Your instructions:
The answer is all of the entries below, repeated exactly and free of pictures.

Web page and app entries
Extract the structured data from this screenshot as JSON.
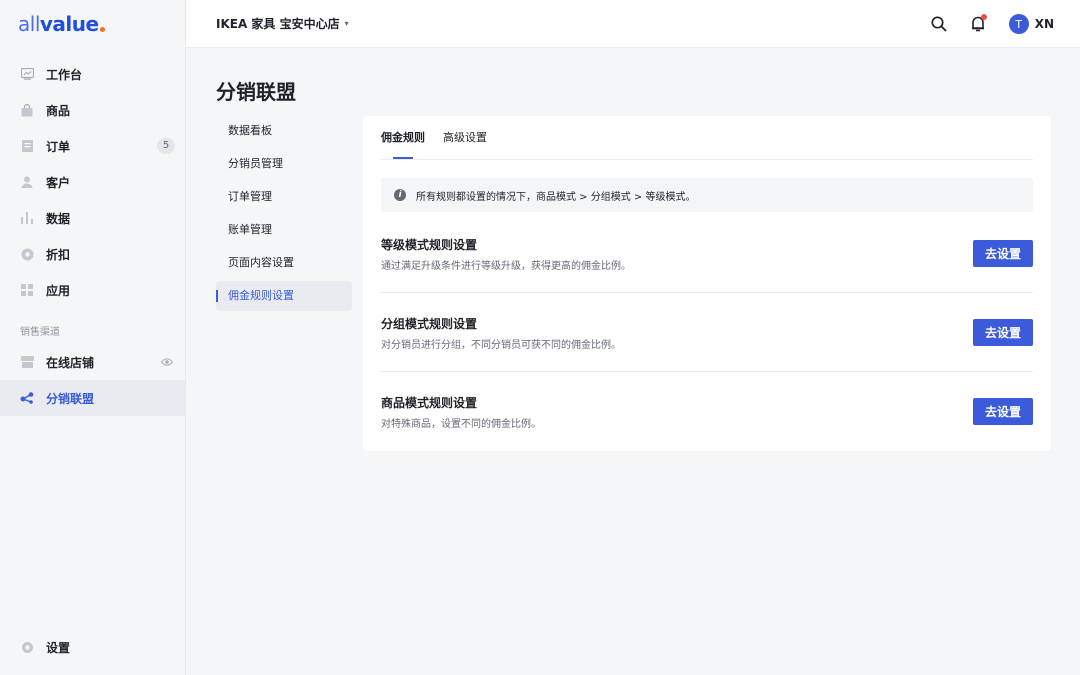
{
  "logo": {
    "part1": "all",
    "part2": "value"
  },
  "header": {
    "store_name": "IKEA 家具 宝安中心店",
    "store_caret": "▾",
    "user_initial": "T",
    "user_name": "XN"
  },
  "sidebar": {
    "items": [
      {
        "label": "工作台",
        "icon": "dashboard-icon"
      },
      {
        "label": "商品",
        "icon": "bag-icon"
      },
      {
        "label": "订单",
        "icon": "order-icon",
        "badge": "5"
      },
      {
        "label": "客户",
        "icon": "user-icon"
      },
      {
        "label": "数据",
        "icon": "chart-icon"
      },
      {
        "label": "折扣",
        "icon": "discount-icon"
      },
      {
        "label": "应用",
        "icon": "apps-icon"
      }
    ],
    "section_label": "销售渠道",
    "channels": [
      {
        "label": "在线店铺",
        "icon": "store-icon"
      },
      {
        "label": "分销联盟",
        "icon": "share-icon"
      }
    ],
    "settings_label": "设置"
  },
  "page": {
    "title": "分销联盟",
    "subnav": [
      "数据看板",
      "分销员管理",
      "订单管理",
      "账单管理",
      "页面内容设置",
      "佣金规则设置"
    ],
    "active_subnav": 5
  },
  "card": {
    "tabs": [
      "佣金规则",
      "高级设置"
    ],
    "notice": "所有规则都设置的情况下，商品模式 > 分组模式 > 等级模式。",
    "rules": [
      {
        "title": "等级模式规则设置",
        "desc": "通过满足升级条件进行等级升级，获得更高的佣金比例。",
        "button": "去设置"
      },
      {
        "title": "分组模式规则设置",
        "desc": "对分销员进行分组，不同分销员可获不同的佣金比例。",
        "button": "去设置"
      },
      {
        "title": "商品模式规则设置",
        "desc": "对特殊商品，设置不同的佣金比例。",
        "button": "去设置"
      }
    ]
  },
  "colors": {
    "accent": "#3b5bdb",
    "badge_red": "#f54a45",
    "logo_dot": "#ff6b2c"
  }
}
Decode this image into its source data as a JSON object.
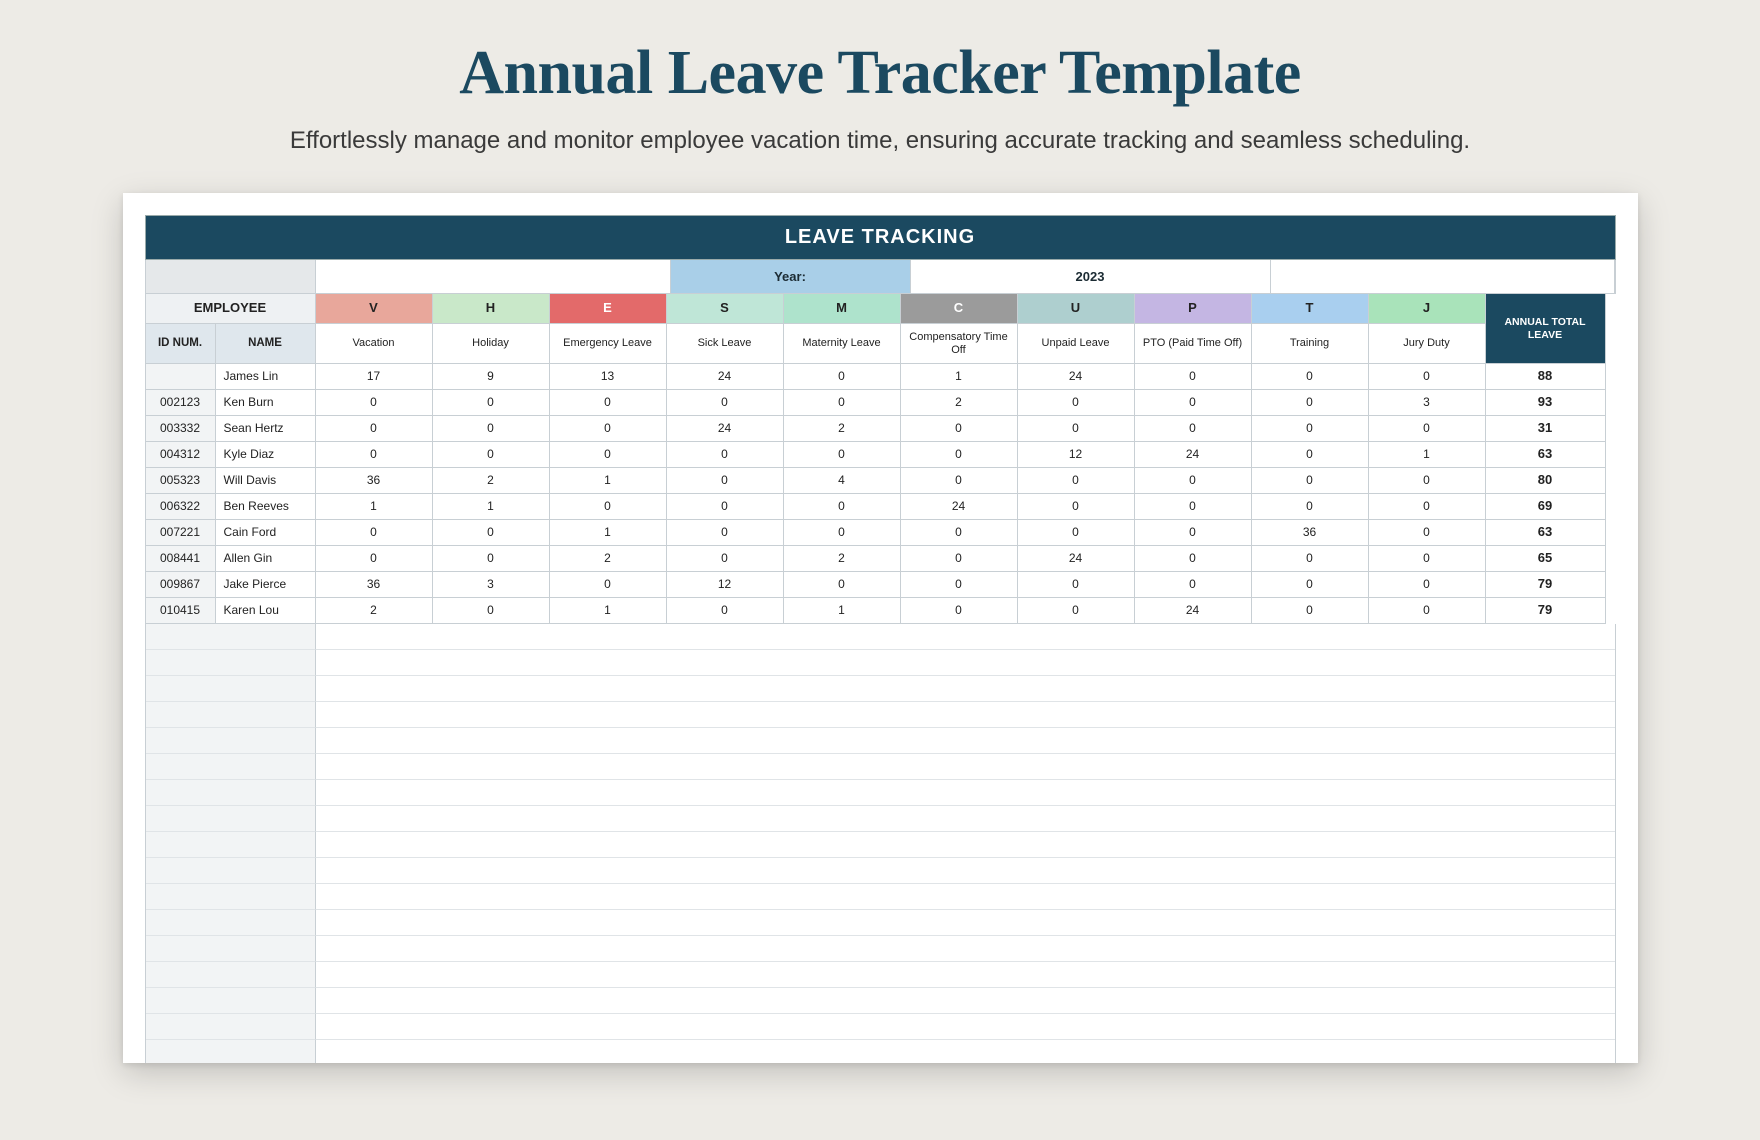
{
  "page": {
    "title": "Annual Leave Tracker Template",
    "subtitle": "Effortlessly manage and monitor employee vacation time, ensuring accurate tracking and seamless scheduling."
  },
  "tracker": {
    "banner": "LEAVE TRACKING",
    "year_label": "Year:",
    "year_value": "2023",
    "employee_header": "EMPLOYEE",
    "id_header": "ID NUM.",
    "name_header": "NAME",
    "total_header": "ANNUAL TOTAL LEAVE",
    "leave_types": [
      {
        "code": "V",
        "label": "Vacation",
        "class": "code-V"
      },
      {
        "code": "H",
        "label": "Holiday",
        "class": "code-H"
      },
      {
        "code": "E",
        "label": "Emergency Leave",
        "class": "code-E"
      },
      {
        "code": "S",
        "label": "Sick Leave",
        "class": "code-S"
      },
      {
        "code": "M",
        "label": "Maternity Leave",
        "class": "code-M"
      },
      {
        "code": "C",
        "label": "Compensatory Time Off",
        "class": "code-C"
      },
      {
        "code": "U",
        "label": "Unpaid Leave",
        "class": "code-U"
      },
      {
        "code": "P",
        "label": "PTO (Paid Time Off)",
        "class": "code-P"
      },
      {
        "code": "T",
        "label": "Training",
        "class": "code-T"
      },
      {
        "code": "J",
        "label": "Jury Duty",
        "class": "code-J"
      }
    ],
    "rows": [
      {
        "id": "",
        "name": "James Lin",
        "values": [
          17,
          9,
          13,
          24,
          0,
          1,
          24,
          0,
          0,
          0
        ],
        "total": 88
      },
      {
        "id": "002123",
        "name": "Ken Burn",
        "values": [
          0,
          0,
          0,
          0,
          0,
          2,
          0,
          0,
          0,
          3
        ],
        "total": 93
      },
      {
        "id": "003332",
        "name": "Sean Hertz",
        "values": [
          0,
          0,
          0,
          24,
          2,
          0,
          0,
          0,
          0,
          0
        ],
        "total": 31
      },
      {
        "id": "004312",
        "name": "Kyle Diaz",
        "values": [
          0,
          0,
          0,
          0,
          0,
          0,
          12,
          24,
          0,
          1
        ],
        "total": 63
      },
      {
        "id": "005323",
        "name": "Will Davis",
        "values": [
          36,
          2,
          1,
          0,
          4,
          0,
          0,
          0,
          0,
          0
        ],
        "total": 80
      },
      {
        "id": "006322",
        "name": "Ben Reeves",
        "values": [
          1,
          1,
          0,
          0,
          0,
          24,
          0,
          0,
          0,
          0
        ],
        "total": 69
      },
      {
        "id": "007221",
        "name": "Cain Ford",
        "values": [
          0,
          0,
          1,
          0,
          0,
          0,
          0,
          0,
          36,
          0
        ],
        "total": 63
      },
      {
        "id": "008441",
        "name": "Allen Gin",
        "values": [
          0,
          0,
          2,
          0,
          2,
          0,
          24,
          0,
          0,
          0
        ],
        "total": 65
      },
      {
        "id": "009867",
        "name": "Jake Pierce",
        "values": [
          36,
          3,
          0,
          12,
          0,
          0,
          0,
          0,
          0,
          0
        ],
        "total": 79
      },
      {
        "id": "010415",
        "name": "Karen Lou",
        "values": [
          2,
          0,
          1,
          0,
          1,
          0,
          0,
          24,
          0,
          0
        ],
        "total": 79
      }
    ],
    "empty_rows": 18
  }
}
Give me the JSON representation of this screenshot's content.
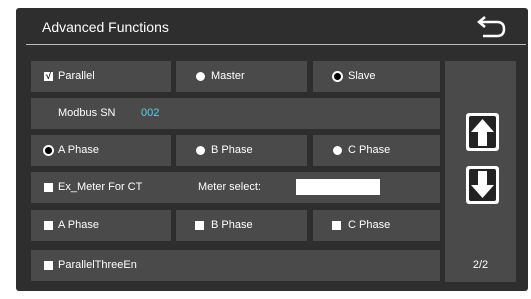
{
  "header": {
    "title": "Advanced Functions",
    "back_icon": "return-arrow-icon"
  },
  "row1": {
    "parallel_label": "Parallel",
    "parallel_checked": true,
    "master_label": "Master",
    "slave_label": "Slave",
    "selected": "Slave"
  },
  "row2": {
    "modbus_label": "Modbus SN",
    "modbus_value": "002"
  },
  "row3": {
    "a_label": "A Phase",
    "b_label": "B Phase",
    "c_label": "C Phase",
    "selected": "A Phase"
  },
  "row4": {
    "ex_meter_label": "Ex_Meter For CT",
    "meter_select_label": "Meter select:",
    "meter_select_value": ""
  },
  "row5": {
    "a_label": "A Phase",
    "b_label": "B Phase",
    "c_label": "C Phase"
  },
  "row6": {
    "parallel_three_label": "ParallelThreeEn"
  },
  "side": {
    "up_icon": "arrow-up-icon",
    "down_icon": "arrow-down-icon",
    "page_indicator": "2/2"
  },
  "colors": {
    "background": "#2e2e2e",
    "cell": "#4a4a4a",
    "modbus_value": "#55d4e8"
  }
}
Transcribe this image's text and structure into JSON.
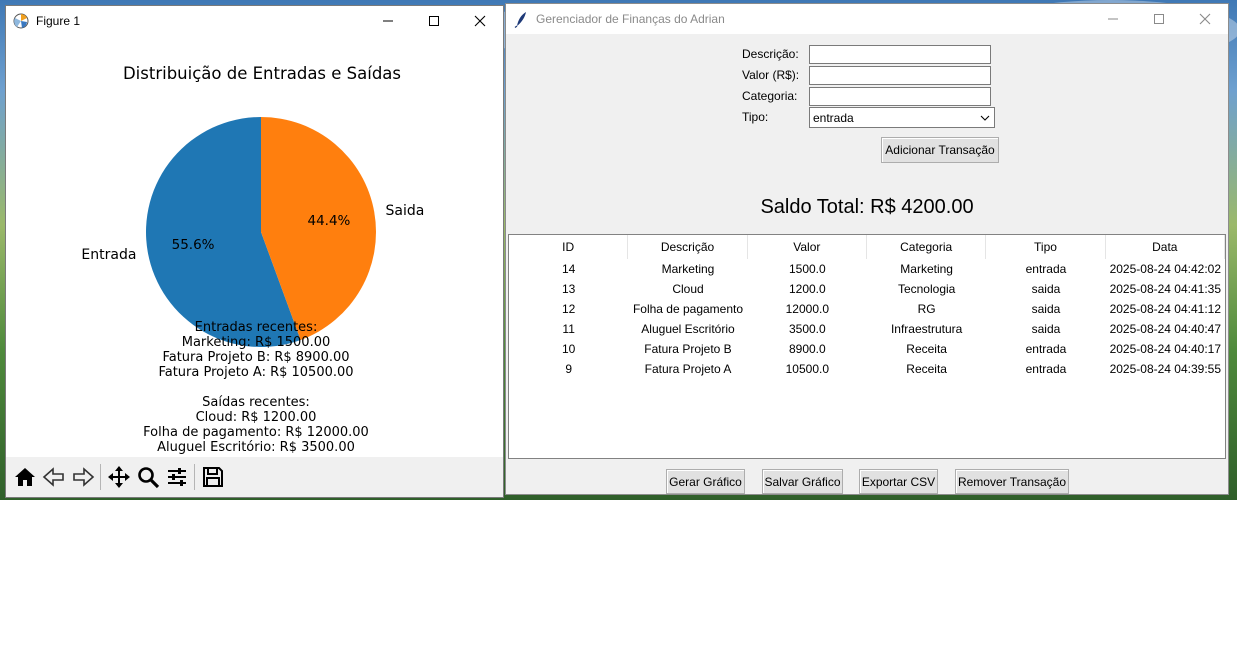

Output below:
Extract the structured data from this screenshot as JSON.
{
  "logo": {
    "part1": "all",
    "part2": "value"
  },
  "header": {
    "store_name": "IKEA 家具 宝安中心店",
    "store_caret": "▾",
    "user_initial": "T",
    "user_name": "XN"
  },
  "sidebar": {
    "items": [
      {
        "label": "工作台",
        "icon": "dashboard-icon"
      },
      {
        "label": "商品",
        "icon": "bag-icon"
      },
      {
        "label": "订单",
        "icon": "order-icon",
        "badge": "5"
      },
      {
        "label": "客户",
        "icon": "user-icon"
      },
      {
        "label": "数据",
        "icon": "chart-icon"
      },
      {
        "label": "折扣",
        "icon": "discount-icon"
      },
      {
        "label": "应用",
        "icon": "apps-icon"
      }
    ],
    "section_label": "销售渠道",
    "channels": [
      {
        "label": "在线店铺",
        "icon": "store-icon"
      },
      {
        "label": "分销联盟",
        "icon": "share-icon"
      }
    ],
    "settings_label": "设置"
  },
  "page": {
    "title": "分销联盟",
    "subnav": [
      "数据看板",
      "分销员管理",
      "订单管理",
      "账单管理",
      "页面内容设置",
      "佣金规则设置"
    ],
    "active_subnav": 5
  },
  "card": {
    "tabs": [
      "佣金规则",
      "高级设置"
    ],
    "notice": "所有规则都设置的情况下，商品模式 > 分组模式 > 等级模式。",
    "rules": [
      {
        "title": "等级模式规则设置",
        "desc": "通过满足升级条件进行等级升级，获得更高的佣金比例。",
        "button": "去设置"
      },
      {
        "title": "分组模式规则设置",
        "desc": "对分销员进行分组，不同分销员可获不同的佣金比例。",
        "button": "去设置"
      },
      {
        "title": "商品模式规则设置",
        "desc": "对特殊商品，设置不同的佣金比例。",
        "button": "去设置"
      }
    ]
  },
  "colors": {
    "accent": "#3b5bdb",
    "badge_red": "#f54a45",
    "logo_dot": "#ff6b2c"
  }
}
Decode this image into its source data as a JSON object.
{
  "page": {
    "title": "Annual Leave Tracker Template",
    "subtitle": "Effortlessly manage and monitor employee vacation time, ensuring accurate tracking and seamless scheduling."
  },
  "tracker": {
    "banner": "LEAVE TRACKING",
    "year_label": "Year:",
    "year_value": "2023",
    "employee_header": "EMPLOYEE",
    "id_header": "ID NUM.",
    "name_header": "NAME",
    "total_header": "ANNUAL TOTAL LEAVE",
    "leave_types": [
      {
        "code": "V",
        "label": "Vacation",
        "class": "code-V"
      },
      {
        "code": "H",
        "label": "Holiday",
        "class": "code-H"
      },
      {
        "code": "E",
        "label": "Emergency Leave",
        "class": "code-E"
      },
      {
        "code": "S",
        "label": "Sick Leave",
        "class": "code-S"
      },
      {
        "code": "M",
        "label": "Maternity Leave",
        "class": "code-M"
      },
      {
        "code": "C",
        "label": "Compensatory Time Off",
        "class": "code-C"
      },
      {
        "code": "U",
        "label": "Unpaid Leave",
        "class": "code-U"
      },
      {
        "code": "P",
        "label": "PTO (Paid Time Off)",
        "class": "code-P"
      },
      {
        "code": "T",
        "label": "Training",
        "class": "code-T"
      },
      {
        "code": "J",
        "label": "Jury Duty",
        "class": "code-J"
      }
    ],
    "rows": [
      {
        "id": "",
        "name": "James Lin",
        "values": [
          17,
          9,
          13,
          24,
          0,
          1,
          24,
          0,
          0,
          0
        ],
        "total": 88
      },
      {
        "id": "002123",
        "name": "Ken Burn",
        "values": [
          0,
          0,
          0,
          0,
          0,
          2,
          0,
          0,
          0,
          3
        ],
        "total": 93
      },
      {
        "id": "003332",
        "name": "Sean Hertz",
        "values": [
          0,
          0,
          0,
          24,
          2,
          0,
          0,
          0,
          0,
          0
        ],
        "total": 31
      },
      {
        "id": "004312",
        "name": "Kyle Diaz",
        "values": [
          0,
          0,
          0,
          0,
          0,
          0,
          12,
          24,
          0,
          1
        ],
        "total": 63
      },
      {
        "id": "005323",
        "name": "Will Davis",
        "values": [
          36,
          2,
          1,
          0,
          4,
          0,
          0,
          0,
          0,
          0
        ],
        "total": 80
      },
      {
        "id": "006322",
        "name": "Ben Reeves",
        "values": [
          1,
          1,
          0,
          0,
          0,
          24,
          0,
          0,
          0,
          0
        ],
        "total": 69
      },
      {
        "id": "007221",
        "name": "Cain Ford",
        "values": [
          0,
          0,
          1,
          0,
          0,
          0,
          0,
          0,
          36,
          0
        ],
        "total": 63
      },
      {
        "id": "008441",
        "name": "Allen Gin",
        "values": [
          0,
          0,
          2,
          0,
          2,
          0,
          24,
          0,
          0,
          0
        ],
        "total": 65
      },
      {
        "id": "009867",
        "name": "Jake Pierce",
        "values": [
          36,
          3,
          0,
          12,
          0,
          0,
          0,
          0,
          0,
          0
        ],
        "total": 79
      },
      {
        "id": "010415",
        "name": "Karen Lou",
        "values": [
          2,
          0,
          1,
          0,
          1,
          0,
          0,
          24,
          0,
          0
        ],
        "total": 79
      }
    ],
    "empty_rows": 18
  }
}
Give me the JSON representation of this screenshot's content.
{
  "header": {
    "title": "Advanced Functions",
    "back_icon": "return-arrow-icon"
  },
  "row1": {
    "parallel_label": "Parallel",
    "parallel_checked": true,
    "master_label": "Master",
    "slave_label": "Slave",
    "selected": "Slave"
  },
  "row2": {
    "modbus_label": "Modbus SN",
    "modbus_value": "002"
  },
  "row3": {
    "a_label": "A Phase",
    "b_label": "B Phase",
    "c_label": "C Phase",
    "selected": "A Phase"
  },
  "row4": {
    "ex_meter_label": "Ex_Meter For CT",
    "meter_select_label": "Meter select:",
    "meter_select_value": ""
  },
  "row5": {
    "a_label": "A Phase",
    "b_label": "B Phase",
    "c_label": "C Phase"
  },
  "row6": {
    "parallel_three_label": "ParallelThreeEn"
  },
  "side": {
    "up_icon": "arrow-up-icon",
    "down_icon": "arrow-down-icon",
    "page_indicator": "2/2"
  },
  "colors": {
    "background": "#2e2e2e",
    "cell": "#4a4a4a",
    "modbus_value": "#55d4e8"
  }
}
Transcribe this image's text and structure into JSON.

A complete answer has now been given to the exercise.